Tumblelog by Soup.io
Newer posts are loading.
You are at the newest post.
Click here to check if anything new just came in.

April 16 2015

leighannhemsley

Will Posterior Tibial Tendon Dysfunction Always Call For Surgery ?

Overview
Many foot problems can be contributed to Adult Acquired Flatfoot Deformity (AAFD), a foot and ankle condition that causes fallen arch of the foot. AAFD is also referred to as Posterior Tibial Tendon Dysfunction (PTTD). The posterior tibial tendon serves as the principal supporting structure of your foot. When this ligament is injured overtime the arches start to flatten, leaving you with a painful foot condition. AAFD is more common in women ages 39 - 65 than men. Flat foot

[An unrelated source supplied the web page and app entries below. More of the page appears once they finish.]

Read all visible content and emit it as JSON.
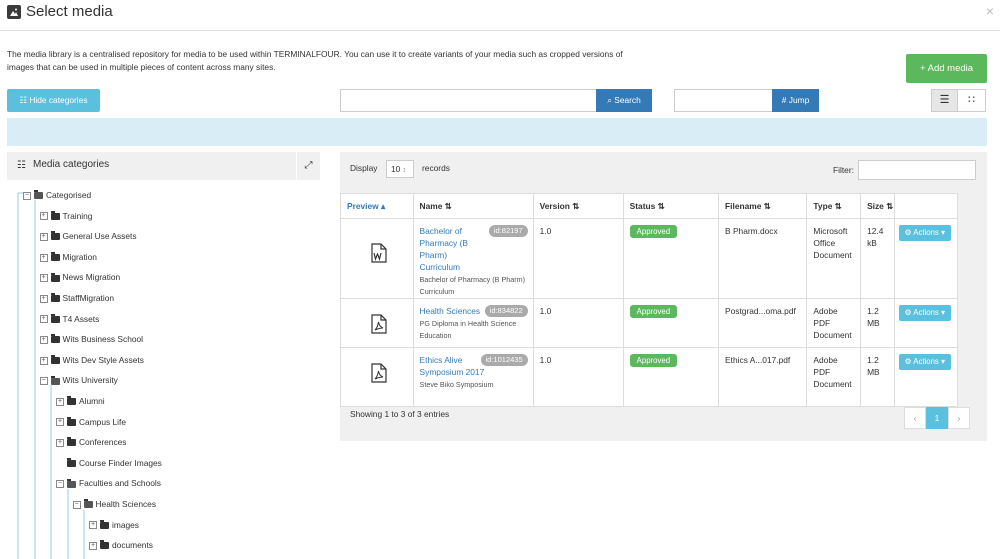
{
  "dialog": {
    "title": "Select media",
    "close_glyph": "×",
    "intro": "The media library is a centralised repository for media to be used within TERMINALFOUR. You can use it to create variants of your media such as cropped versions of images that can be used in multiple pieces of content across many sites."
  },
  "toolbar": {
    "add_media": "+ Add media",
    "hide_categories": "Hide categories",
    "search_value": "",
    "search_label": "Search",
    "jump_value": "",
    "jump_label": "# Jump"
  },
  "categories": {
    "title": "Media categories",
    "items": [
      {
        "label": "Categorised",
        "toggle": "−",
        "open": true,
        "level": 0
      },
      {
        "label": "Training",
        "toggle": "+",
        "open": false,
        "level": 1
      },
      {
        "label": "General Use Assets",
        "toggle": "+",
        "open": false,
        "level": 1
      },
      {
        "label": "Migration",
        "toggle": "+",
        "open": false,
        "level": 1
      },
      {
        "label": "News Migration",
        "toggle": "+",
        "open": false,
        "level": 1
      },
      {
        "label": "StaffMigration",
        "toggle": "+",
        "open": false,
        "level": 1
      },
      {
        "label": "T4 Assets",
        "toggle": "+",
        "open": false,
        "level": 1
      },
      {
        "label": "Wits Business School",
        "toggle": "+",
        "open": false,
        "level": 1
      },
      {
        "label": "Wits Dev Style Assets",
        "toggle": "+",
        "open": false,
        "level": 1
      },
      {
        "label": "Wits University",
        "toggle": "−",
        "open": true,
        "level": 1
      },
      {
        "label": "Alumni",
        "toggle": "+",
        "open": false,
        "level": 2
      },
      {
        "label": "Campus Life",
        "toggle": "+",
        "open": false,
        "level": 2
      },
      {
        "label": "Conferences",
        "toggle": "+",
        "open": false,
        "level": 2
      },
      {
        "label": "Course Finder Images",
        "toggle": "",
        "open": false,
        "level": 2
      },
      {
        "label": "Faculties and Schools",
        "toggle": "−",
        "open": true,
        "level": 2
      },
      {
        "label": "Health Sciences",
        "toggle": "−",
        "open": true,
        "level": 3
      },
      {
        "label": "images",
        "toggle": "+",
        "open": false,
        "level": 4
      },
      {
        "label": "documents",
        "toggle": "+",
        "open": false,
        "level": 4
      }
    ]
  },
  "table": {
    "display_label": "Display",
    "length_value": "10",
    "records_label": "records",
    "filter_label": "Filter:",
    "headers": [
      "Preview",
      "Name",
      "Version",
      "Status",
      "Filename",
      "Type",
      "Size"
    ],
    "rows": [
      {
        "icon": "word",
        "name": "Bachelor of Pharmacy (B Pharm) Curriculum",
        "id": "id:82197",
        "desc": "Bachelor of Pharmacy (B Pharm) Curriculum",
        "version": "1.0",
        "status": "Approved",
        "filename": "B Pharm.docx",
        "type": "Microsoft Office Document",
        "size": "12.4 kB",
        "actions": "Actions"
      },
      {
        "icon": "pdf",
        "name": "Health Sciences",
        "id": "id:834822",
        "desc": "PG Diploma in Health Science Education",
        "version": "1.0",
        "status": "Approved",
        "filename": "Postgrad...oma.pdf",
        "type": "Adobe PDF Document",
        "size": "1.2 MB",
        "actions": "Actions"
      },
      {
        "icon": "pdf",
        "name": "Ethics Alive Symposium 2017",
        "id": "id:1012435",
        "desc": "Steve Biko Symposium",
        "version": "1.0",
        "status": "Approved",
        "filename": "Ethics A...017.pdf",
        "type": "Adobe PDF Document",
        "size": "1.2 MB",
        "actions": "Actions"
      }
    ],
    "showing": "Showing 1 to 3 of 3 entries",
    "pager": {
      "prev": "‹",
      "current": "1",
      "next": "›"
    }
  }
}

Causes
Women are affected by Adult Acquired Flatfoot four times more frequently than men. Adult Flatfoot generally occurs in middle to older age people. Most people who acquire the condition already have flat feet. One arch begins to flatten more, then pain and swelling develop on the inside of the ankle. This condition generally affects only one foot. It is unclear why women are affected more often than men. But factors that may increase your risk of Adult Flatfoot include diabetes, hypertension, and obesity.

Symptoms
As different types of flatfoot have different causes, the associated symptoms can be different for different people. Some generalized symptoms are listed. Pain along the course of the posterior tibial tendon which lies on the inside of the foot and ankle. This can be associated with swelling on the inside of the ankle. Pain that is worse with activity. High intensity or impact activities, such as running and jumping, can be very difficult. Some patients can have difficulty walking or even standing for long periods of time and may experience pain at the inside of the ankle and in the arch of the foot. Feeling like one is ?dragging their foot.? When the foot collapses, the heel bone may shift position and put pressure on the outside ankle bone (fibula). This can cause pain in the bones and tendons in the outside of the ankle joint. Patients with an old injury or arthritis in the middle of the foot can have painful, bony bumps on the top and inside of the foot. These make shoe wear very difficult. Sometimes, the bony spurs are so large that they pinch the nerves which can result in numbness and tingling on the top of the foot and into the toes. Diabetic patients may not experience pain if they have damage to their nerves. They may only notice swelling or a large bump on the bottom of the foot. The large bump can cause skin problems and an ulcer (a sore that does not heal) may develop if proper diabetic shoe wear is not used.

Diagnosis
Starting from the knee down, check for any bowing of the tibia. A tibial varum will cause increased medial stress on the foot and ankle. This is essential to consider in surgical planning. Check the gastrocnemius muscle and Achilles complex via a straight and bent knee check for equinus. If the range of motion improves to at least neutral with bent knee testing of the Achilles complex, one may consider a gastrocnemius recession. If the Achilles complex is still tight with bent knee testing, an Achilles lengthening may be necessary. Check the posterior tibial muscle along its entire course. Palpate the muscle and observe the tendon for strength with a plantarflexion and inversion stress test. Check the flexor muscles for strength in order to see if an adequate transfer tendon is available. Check the anterior tibial tendon for size and strength.

Non surgical Treatment
Initial treatment consists of supporting the medial longitudinal arch (running the length of the foot) to relieve strain on the medial soft tissues. The most effective way to relieve pain on the tendon is to use a boot or brace, and once tenderness and pain has resolved, an orthotic device. A boot, brace, or orthotic has not been shown to correct or even prevent the progression of deformity. Orthotics can alleviate symptoms and may slow the progression of deformity, particularly if mild. The deformity may progress despite orthotics. Acquired flat foot

Surgical Treatment
Flatfoot reconstruction (osteotomy). This is often recommended for flexible flatfoot condition. Flatfoot reconstruction involves cutting and shifting the heel bone into a more neutral position, transferring the tendon used to flex the lesser toes (all but the big toe) to strengthen the posterior tibial tendon, and lengthening the calf muscle. Fusion (also known as triple arthrodesis). Fusion involves fusing, or making stiff, three joints in the back of the foot the subtalar, talonavicular, and calcaneocuboid joints, to realign the foot and give it a more natural shape. Pins or screws hold the area in place until it heals. Fusion is often recommended for a rigid flatfoot deformity or evidence of arthritis. Both of these surgeries can provide excellent pain relief and correction.

Don't be the product, buy the product!

Schweinderl